__Work request__. Return the entries in full, exactly as they were written.

--- Excerpted records Enclosed Below ---

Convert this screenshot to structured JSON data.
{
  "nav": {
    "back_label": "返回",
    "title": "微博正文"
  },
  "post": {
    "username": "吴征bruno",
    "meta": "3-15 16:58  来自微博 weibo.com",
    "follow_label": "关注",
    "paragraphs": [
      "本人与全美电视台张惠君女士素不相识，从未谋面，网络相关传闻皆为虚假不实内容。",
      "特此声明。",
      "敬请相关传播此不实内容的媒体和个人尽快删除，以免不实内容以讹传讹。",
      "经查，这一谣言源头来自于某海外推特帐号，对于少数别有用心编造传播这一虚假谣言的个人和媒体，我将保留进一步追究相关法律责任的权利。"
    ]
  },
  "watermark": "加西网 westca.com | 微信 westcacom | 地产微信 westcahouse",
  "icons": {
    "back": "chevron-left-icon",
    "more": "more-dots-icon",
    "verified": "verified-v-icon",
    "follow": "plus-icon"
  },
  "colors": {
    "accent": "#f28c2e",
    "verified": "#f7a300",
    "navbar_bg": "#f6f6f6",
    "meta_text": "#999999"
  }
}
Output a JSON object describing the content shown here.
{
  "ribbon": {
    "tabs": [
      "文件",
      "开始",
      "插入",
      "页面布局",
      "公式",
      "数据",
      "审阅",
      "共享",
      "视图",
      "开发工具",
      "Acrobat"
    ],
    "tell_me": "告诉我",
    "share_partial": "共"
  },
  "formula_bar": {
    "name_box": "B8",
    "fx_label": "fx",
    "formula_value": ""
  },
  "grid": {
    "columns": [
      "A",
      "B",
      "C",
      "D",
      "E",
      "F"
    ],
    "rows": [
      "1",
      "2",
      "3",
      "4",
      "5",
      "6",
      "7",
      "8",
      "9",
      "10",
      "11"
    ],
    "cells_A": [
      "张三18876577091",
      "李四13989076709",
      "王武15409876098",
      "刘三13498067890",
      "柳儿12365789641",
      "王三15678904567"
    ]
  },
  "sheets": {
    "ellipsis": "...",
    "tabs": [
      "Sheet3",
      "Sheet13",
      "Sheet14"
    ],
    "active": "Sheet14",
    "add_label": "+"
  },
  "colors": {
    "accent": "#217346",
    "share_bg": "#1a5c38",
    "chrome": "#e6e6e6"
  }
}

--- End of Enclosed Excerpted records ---

__Solution for this exercise__.
Convert this screenshot to structured JSON data.
{
  "nav": {
    "back_label": "返回",
    "title": "微博正文"
  },
  "post": {
    "username": "吴征bruno",
    "meta": "3-15 16:58  来自微博 weibo.com",
    "follow_label": "关注",
    "paragraphs": [
      "本人与全美电视台张惠君女士素不相识，从未谋面，网络相关传闻皆为虚假不实内容。",
      "特此声明。",
      "敬请相关传播此不实内容的媒体和个人尽快删除，以免不实内容以讹传讹。",
      "经查，这一谣言源头来自于某海外推特帐号，对于少数别有用心编造传播这一虚假谣言的个人和媒体，我将保留进一步追究相关法律责任的权利。"
    ]
  },
  "watermark": "加西网 westca.com | 微信 westcacom | 地产微信 westcahouse",
  "icons": {
    "back": "chevron-left-icon",
    "more": "more-dots-icon",
    "verified": "verified-v-icon",
    "follow": "plus-icon"
  },
  "colors": {
    "accent": "#f28c2e",
    "verified": "#f7a300",
    "navbar_bg": "#f6f6f6",
    "meta_text": "#999999"
  }
}
Output a JSON object describing the content shown here.
{
  "ribbon": {
    "tabs": [
      "文件",
      "开始",
      "插入",
      "页面布局",
      "公式",
      "数据",
      "审阅",
      "共享",
      "视图",
      "开发工具",
      "Acrobat"
    ],
    "tell_me": "告诉我",
    "share_partial": "共"
  },
  "formula_bar": {
    "name_box": "B8",
    "fx_label": "fx",
    "formula_value": ""
  },
  "grid": {
    "columns": [
      "A",
      "B",
      "C",
      "D",
      "E",
      "F"
    ],
    "rows": [
      "1",
      "2",
      "3",
      "4",
      "5",
      "6",
      "7",
      "8",
      "9",
      "10",
      "11"
    ],
    "cells_A": [
      "张三18876577091",
      "李四13989076709",
      "王武15409876098",
      "刘三13498067890",
      "柳儿12365789641",
      "王三15678904567"
    ]
  },
  "sheets": {
    "ellipsis": "...",
    "tabs": [
      "Sheet3",
      "Sheet13",
      "Sheet14"
    ],
    "active": "Sheet14",
    "add_label": "+"
  },
  "colors": {
    "accent": "#217346",
    "share_bg": "#1a5c38",
    "chrome": "#e6e6e6"
  }
}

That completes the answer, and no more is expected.